Instructions for the task
Search the data below for "title"; list each line that holds it.

Data provided
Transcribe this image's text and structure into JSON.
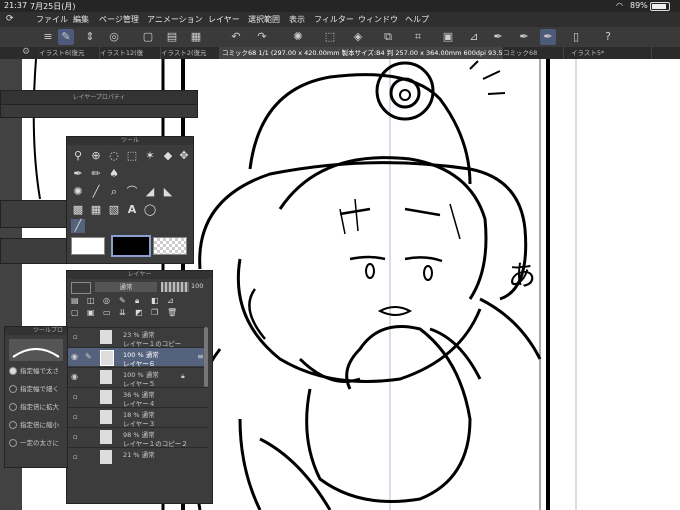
{
  "status": {
    "time": "21:37",
    "date": "7月25日(月)",
    "battery": "89%",
    "icons": [
      "wifi-icon",
      "battery-icon"
    ]
  },
  "menu": {
    "items": [
      "ファイル",
      "編集",
      "ページ管理",
      "アニメーション",
      "レイヤー",
      "選択範囲",
      "表示",
      "フィルター",
      "ウィンドウ",
      "ヘルプ"
    ]
  },
  "tabs": [
    {
      "label": "イラスト6(復元"
    },
    {
      "label": "イラスト12(復"
    },
    {
      "label": "イラスト2(復元"
    },
    {
      "label": "コミック68 1/1 (297.00 x 420.00mm 製本サイズ:B4 判 257.00 x 364.00mm 600dpi 93.5%)",
      "active": true
    },
    {
      "label": "コミック68"
    },
    {
      "label": "イラスト5*"
    }
  ],
  "layer_props_panel": {
    "title": "レイヤープロパティ"
  },
  "tool_panel": {
    "title": "ツール"
  },
  "layer_panel": {
    "title": "レイヤー",
    "blend_mode": "通常",
    "opacity": "100",
    "layers": [
      {
        "percent": "23 % 通常",
        "name": "レイヤー１のコピー",
        "visible": false,
        "selected": false
      },
      {
        "percent": "100 % 通常",
        "name": "レイヤー６",
        "visible": true,
        "selected": true
      },
      {
        "percent": "100 % 通常",
        "name": "レイヤー５",
        "visible": true,
        "selected": false
      },
      {
        "percent": "36 % 通常",
        "name": "レイヤー４",
        "visible": false,
        "selected": false
      },
      {
        "percent": "18 % 通常",
        "name": "レイヤー３",
        "visible": false,
        "selected": false
      },
      {
        "percent": "98 % 通常",
        "name": "レイヤー１のコピー２",
        "visible": false,
        "selected": false
      },
      {
        "percent": "21 % 通常",
        "name": "",
        "visible": false,
        "selected": false
      }
    ]
  },
  "tool_property_panel": {
    "title": "ツールプロ",
    "options": [
      "指定幅で太さ",
      "指定幅で細く",
      "指定倍に拡大",
      "指定倍に縮小",
      "一定の太さに"
    ]
  },
  "canvas": {
    "sfx": "あ"
  },
  "colors": {
    "accent": "#55627d",
    "panel": "#3c3c3c",
    "chrome": "#2f2f2f"
  }
}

Response area
    "title": "レイヤープロパティ"
    "title": "ツール"
    "title": "レイヤー",
    "title": "ツールプロ",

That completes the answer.